_EXTRACTED ENTRIES_
********************

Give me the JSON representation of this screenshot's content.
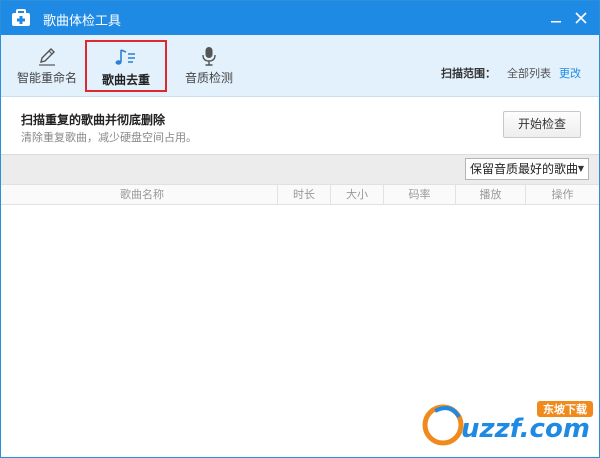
{
  "window": {
    "title": "歌曲体检工具"
  },
  "toolbar": {
    "tools": [
      {
        "label": "智能重命名",
        "icon": "pencil-icon"
      },
      {
        "label": "歌曲去重",
        "icon": "music-note-icon",
        "active": true
      },
      {
        "label": "音质检测",
        "icon": "microphone-icon"
      }
    ],
    "scan_label": "扫描范围：",
    "scan_value": "全部列表",
    "scan_change": "更改"
  },
  "info": {
    "title": "扫描重复的歌曲并彻底删除",
    "subtitle": "清除重复歌曲，减少硬盘空间占用。",
    "start_button": "开始检查"
  },
  "filter": {
    "selected": "保留音质最好的歌曲"
  },
  "table": {
    "columns": [
      "歌曲名称",
      "时长",
      "大小",
      "码率",
      "播放",
      "操作"
    ],
    "rows": []
  },
  "watermark": {
    "text": "uzzf.com",
    "badge": "东坡下载"
  },
  "colors": {
    "titlebar": "#1f8ae3",
    "toolbar_bg": "#e3f1fc",
    "active_border": "#e0292f",
    "link": "#1f8ae3"
  }
}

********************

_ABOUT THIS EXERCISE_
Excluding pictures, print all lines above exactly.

_ANSWER AREA_
Give me the JSON representation of this screenshot's content.
{
  "window": {
    "title": "歌曲体检工具"
  },
  "toolbar": {
    "tools": [
      {
        "label": "智能重命名",
        "icon": "pencil-icon"
      },
      {
        "label": "歌曲去重",
        "icon": "music-note-icon",
        "active": true
      },
      {
        "label": "音质检测",
        "icon": "microphone-icon"
      }
    ],
    "scan_label": "扫描范围：",
    "scan_value": "全部列表",
    "scan_change": "更改"
  },
  "info": {
    "title": "扫描重复的歌曲并彻底删除",
    "subtitle": "清除重复歌曲，减少硬盘空间占用。",
    "start_button": "开始检查"
  },
  "filter": {
    "selected": "保留音质最好的歌曲"
  },
  "table": {
    "columns": [
      "歌曲名称",
      "时长",
      "大小",
      "码率",
      "播放",
      "操作"
    ],
    "rows": []
  },
  "watermark": {
    "text": "uzzf.com",
    "badge": "东坡下载"
  },
  "colors": {
    "titlebar": "#1f8ae3",
    "toolbar_bg": "#e3f1fc",
    "active_border": "#e0292f",
    "link": "#1f8ae3"
  }
}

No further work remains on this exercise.